-- Opening Marker --

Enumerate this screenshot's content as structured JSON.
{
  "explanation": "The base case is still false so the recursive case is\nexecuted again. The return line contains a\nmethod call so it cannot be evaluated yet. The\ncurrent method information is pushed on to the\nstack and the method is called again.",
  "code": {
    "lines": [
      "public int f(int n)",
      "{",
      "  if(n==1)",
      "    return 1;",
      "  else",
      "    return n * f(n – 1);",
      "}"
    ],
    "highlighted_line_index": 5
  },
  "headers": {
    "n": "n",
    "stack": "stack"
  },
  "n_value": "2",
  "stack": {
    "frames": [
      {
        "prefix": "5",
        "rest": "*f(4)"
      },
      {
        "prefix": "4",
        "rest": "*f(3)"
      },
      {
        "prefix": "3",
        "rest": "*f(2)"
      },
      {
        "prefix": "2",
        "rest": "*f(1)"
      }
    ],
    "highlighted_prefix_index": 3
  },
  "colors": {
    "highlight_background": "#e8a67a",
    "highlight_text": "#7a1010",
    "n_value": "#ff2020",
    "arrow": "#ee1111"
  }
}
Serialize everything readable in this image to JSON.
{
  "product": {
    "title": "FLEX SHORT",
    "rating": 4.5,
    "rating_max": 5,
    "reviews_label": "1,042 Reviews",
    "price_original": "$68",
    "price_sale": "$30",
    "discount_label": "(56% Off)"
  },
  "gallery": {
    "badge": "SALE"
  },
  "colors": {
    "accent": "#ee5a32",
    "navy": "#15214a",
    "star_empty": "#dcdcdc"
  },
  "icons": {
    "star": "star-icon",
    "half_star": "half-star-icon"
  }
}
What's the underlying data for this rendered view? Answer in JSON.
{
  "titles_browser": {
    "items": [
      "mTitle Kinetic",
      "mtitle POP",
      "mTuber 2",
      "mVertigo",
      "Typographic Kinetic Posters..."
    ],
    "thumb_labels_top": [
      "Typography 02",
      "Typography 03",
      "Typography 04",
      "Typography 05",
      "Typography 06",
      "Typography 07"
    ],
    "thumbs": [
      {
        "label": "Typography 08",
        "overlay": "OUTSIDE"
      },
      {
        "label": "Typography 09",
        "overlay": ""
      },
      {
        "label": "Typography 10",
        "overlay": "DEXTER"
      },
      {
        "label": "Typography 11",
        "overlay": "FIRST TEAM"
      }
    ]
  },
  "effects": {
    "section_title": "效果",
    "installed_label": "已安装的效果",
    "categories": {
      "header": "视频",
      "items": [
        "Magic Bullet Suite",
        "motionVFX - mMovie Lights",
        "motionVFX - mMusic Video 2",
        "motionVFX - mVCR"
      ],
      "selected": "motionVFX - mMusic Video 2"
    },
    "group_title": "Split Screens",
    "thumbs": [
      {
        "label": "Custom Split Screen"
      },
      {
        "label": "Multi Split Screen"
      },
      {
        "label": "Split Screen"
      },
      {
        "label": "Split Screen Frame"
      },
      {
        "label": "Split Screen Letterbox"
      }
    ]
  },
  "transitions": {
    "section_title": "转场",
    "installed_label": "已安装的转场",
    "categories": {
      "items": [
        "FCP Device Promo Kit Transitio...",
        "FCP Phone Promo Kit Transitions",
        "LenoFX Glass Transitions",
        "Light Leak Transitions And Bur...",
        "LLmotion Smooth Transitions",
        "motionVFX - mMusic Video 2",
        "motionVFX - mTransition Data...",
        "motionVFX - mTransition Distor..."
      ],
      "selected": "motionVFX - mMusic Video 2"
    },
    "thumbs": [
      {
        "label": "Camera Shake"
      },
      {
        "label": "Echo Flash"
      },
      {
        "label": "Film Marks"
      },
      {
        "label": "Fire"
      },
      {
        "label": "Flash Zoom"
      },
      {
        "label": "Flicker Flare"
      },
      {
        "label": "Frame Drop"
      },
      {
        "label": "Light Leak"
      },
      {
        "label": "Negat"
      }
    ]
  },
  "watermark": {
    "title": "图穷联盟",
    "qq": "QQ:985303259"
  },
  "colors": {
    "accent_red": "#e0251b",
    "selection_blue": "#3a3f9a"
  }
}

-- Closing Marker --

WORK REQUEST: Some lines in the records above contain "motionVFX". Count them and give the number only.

EXERCISE RESULT: 8